■ Given information:

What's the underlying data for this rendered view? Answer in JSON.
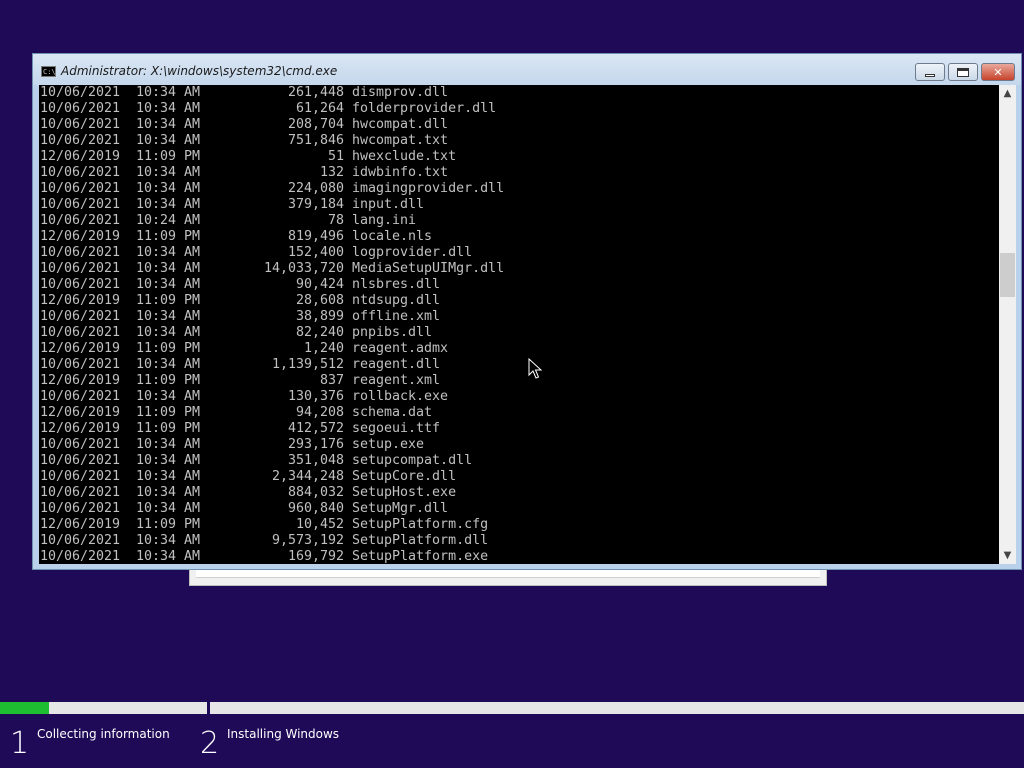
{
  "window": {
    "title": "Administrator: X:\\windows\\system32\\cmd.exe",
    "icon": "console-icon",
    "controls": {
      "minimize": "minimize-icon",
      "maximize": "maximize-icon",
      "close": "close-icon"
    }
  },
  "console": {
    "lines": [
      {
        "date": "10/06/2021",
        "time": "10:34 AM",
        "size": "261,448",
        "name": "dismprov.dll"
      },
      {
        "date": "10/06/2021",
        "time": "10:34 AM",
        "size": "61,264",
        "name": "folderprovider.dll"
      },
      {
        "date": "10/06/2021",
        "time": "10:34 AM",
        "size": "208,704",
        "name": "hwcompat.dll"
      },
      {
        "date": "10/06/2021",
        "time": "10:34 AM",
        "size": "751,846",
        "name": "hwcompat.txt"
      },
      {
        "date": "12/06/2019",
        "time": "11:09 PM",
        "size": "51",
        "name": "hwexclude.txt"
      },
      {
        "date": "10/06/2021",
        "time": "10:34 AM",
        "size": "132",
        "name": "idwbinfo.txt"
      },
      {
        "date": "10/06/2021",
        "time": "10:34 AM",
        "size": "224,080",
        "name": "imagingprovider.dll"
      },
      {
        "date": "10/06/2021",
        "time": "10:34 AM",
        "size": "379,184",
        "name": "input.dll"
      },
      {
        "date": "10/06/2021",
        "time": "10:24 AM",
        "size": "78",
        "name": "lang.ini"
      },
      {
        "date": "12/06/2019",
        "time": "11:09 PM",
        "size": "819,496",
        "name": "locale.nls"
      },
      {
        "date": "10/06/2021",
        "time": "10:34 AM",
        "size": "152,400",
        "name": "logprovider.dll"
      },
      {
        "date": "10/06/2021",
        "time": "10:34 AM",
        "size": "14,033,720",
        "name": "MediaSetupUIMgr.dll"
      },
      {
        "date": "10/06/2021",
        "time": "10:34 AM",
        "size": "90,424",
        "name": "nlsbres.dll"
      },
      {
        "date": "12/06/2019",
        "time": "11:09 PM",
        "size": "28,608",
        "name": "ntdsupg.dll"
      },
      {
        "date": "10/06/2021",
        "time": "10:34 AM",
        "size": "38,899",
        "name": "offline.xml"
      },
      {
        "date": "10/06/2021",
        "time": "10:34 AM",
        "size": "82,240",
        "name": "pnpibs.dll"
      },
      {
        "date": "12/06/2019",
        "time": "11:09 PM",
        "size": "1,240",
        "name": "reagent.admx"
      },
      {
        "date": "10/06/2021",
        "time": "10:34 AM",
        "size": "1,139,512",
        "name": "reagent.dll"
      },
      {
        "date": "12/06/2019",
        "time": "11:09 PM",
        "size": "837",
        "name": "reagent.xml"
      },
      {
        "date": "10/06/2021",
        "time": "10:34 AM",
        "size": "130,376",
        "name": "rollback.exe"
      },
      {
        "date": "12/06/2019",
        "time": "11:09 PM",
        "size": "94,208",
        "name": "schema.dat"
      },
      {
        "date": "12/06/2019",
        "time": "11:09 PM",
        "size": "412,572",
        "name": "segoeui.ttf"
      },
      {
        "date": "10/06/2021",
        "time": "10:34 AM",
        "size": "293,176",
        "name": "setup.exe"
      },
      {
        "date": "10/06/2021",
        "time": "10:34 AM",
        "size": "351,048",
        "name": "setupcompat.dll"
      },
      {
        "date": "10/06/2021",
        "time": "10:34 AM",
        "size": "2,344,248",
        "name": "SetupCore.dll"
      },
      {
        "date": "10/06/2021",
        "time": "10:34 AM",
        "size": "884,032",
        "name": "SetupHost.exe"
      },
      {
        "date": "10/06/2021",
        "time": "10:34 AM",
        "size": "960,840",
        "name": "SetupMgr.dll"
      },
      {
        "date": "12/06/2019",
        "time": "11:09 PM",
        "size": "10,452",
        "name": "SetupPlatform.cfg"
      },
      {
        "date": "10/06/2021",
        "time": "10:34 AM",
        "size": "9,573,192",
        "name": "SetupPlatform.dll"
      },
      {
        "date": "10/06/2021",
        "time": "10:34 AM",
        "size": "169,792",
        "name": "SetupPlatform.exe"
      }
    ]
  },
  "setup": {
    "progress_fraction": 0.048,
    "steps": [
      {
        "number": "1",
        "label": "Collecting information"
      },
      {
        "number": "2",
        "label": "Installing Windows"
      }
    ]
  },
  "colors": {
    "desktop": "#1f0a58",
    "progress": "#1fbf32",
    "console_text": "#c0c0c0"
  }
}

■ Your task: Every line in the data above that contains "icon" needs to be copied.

■ Response to the task:
    "icon": "console-icon",
      "minimize": "minimize-icon",
      "maximize": "maximize-icon",
      "close": "close-icon"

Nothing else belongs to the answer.